Goyer confronted the question straight on. "Nothing is ever going to be the new Lost," he said. "I love Lost and haven't missed a single episode. The reason why it ended up at ABC is that Brannon and I wrote it as a spec script. There was a bidding war for it. I am friends with [Lost co-creator] Damon [Lindelof], and we talked, and the bottom line is that Lost was a genre-breaking show and its own unique thing: daring and challenging. The fact that ABC was courageous enough to put it on air made me think if they were courageous enough to put that on the air, then I think they would be courageous enough for us."
Goyer said that he and his partners pitched a full plan for FlashForward to assuage fears that they'd be making it up as they went. "We know exactly the shot that season one ends on," he said. "They obviously said this resembles Lost, in that it's a really cool script, but they asked, 'Do you have any idea where it goes?' We said, 'Yeah, we know how the whole season ends and how the whole series ends.' And they were like, 'Holy s--t!' So the basic plan to tell the story, we need as little as three [seasons] and could accordion it out. We had a big plan, and we weren't sure if they would freak out, and they didn't, so we went with ABC."
The series is already in production in Los Angeles, where Guggenheim is running the day-to-day operations as Goyer supervises and Braga consults (he is contracted as an executive producer on the eighth season of Fox's 24, a full-time job). Despite his busy film career, Goyer said he was so excited and committed to the series that he agreed to stay on the series for the entire first season, "no matter what."
Due to the protracted development process and pick-up of the series over the writers' strike period, Goyer said that the series is in a unique place: They are actually ahead of the game in terms of long-lead planning and script writing. "One of the things we were able to do was to get ABC to hire writers before we were picked up," he said. "We already have 10 scripts written, and we are [shooting] episode three. I think the audience smells a rat if you are just riffing.
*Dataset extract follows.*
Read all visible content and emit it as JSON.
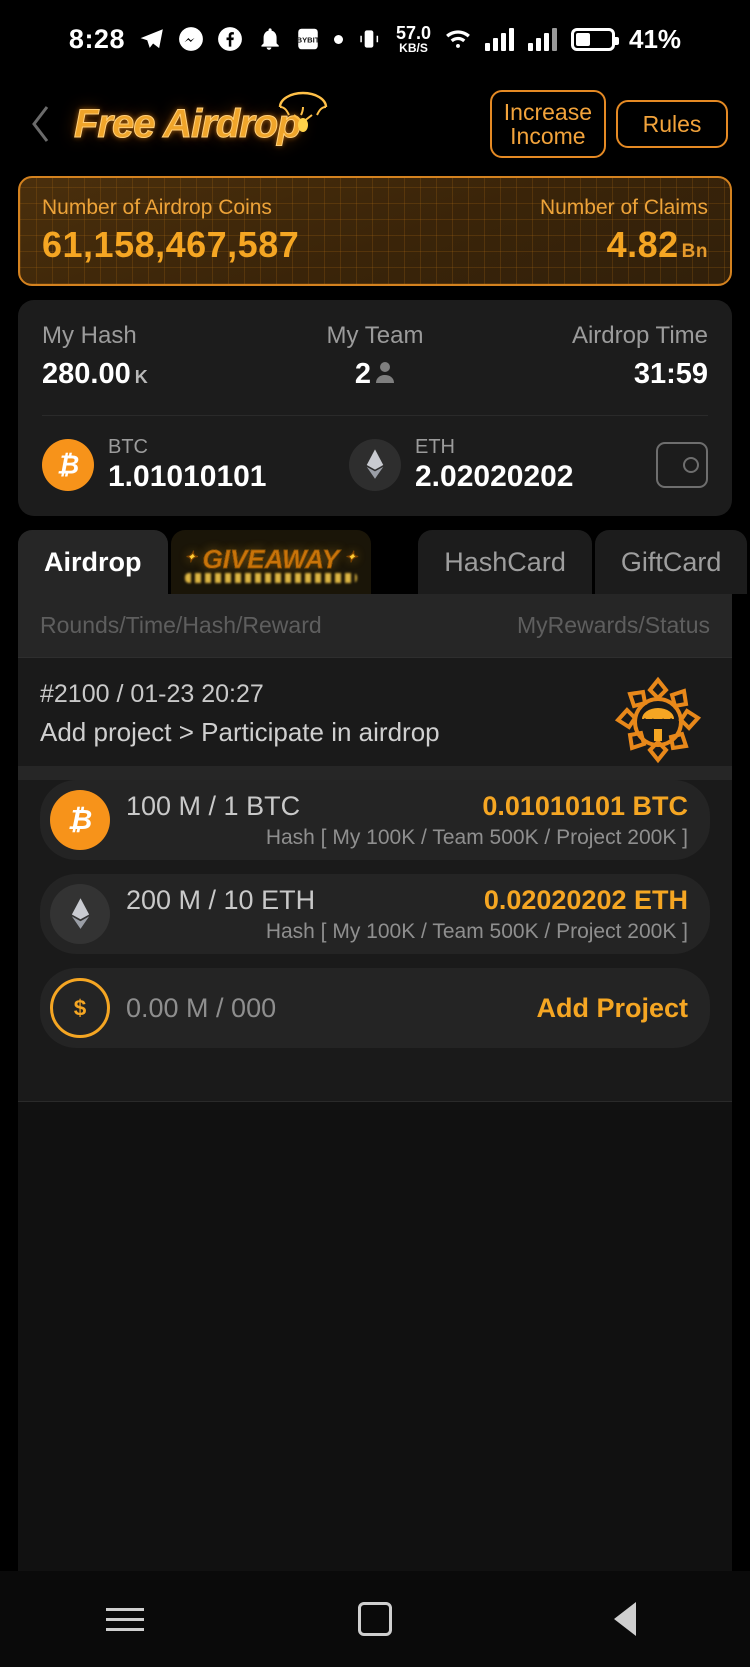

Fans want to know where you are going, and we do know. It's allowed us to lay in easter eggs and 'aha' moments well into the second season."
Goyer was quick to add that fans shouldn't infer that the meticulous planning means that there won't be any surprises left in the series as it leads to the season-ending reveal of the six-month premonitions, which take place on April 29, 2010, in both the series and real life. "Part of the fun is subverting expectations," he said. "Don't think we catch up to April 29th by treading water. There are game changers that happen, starting in episode seven." FlashForward premieres on Sept. 24 at 8 p.m. ET/PT.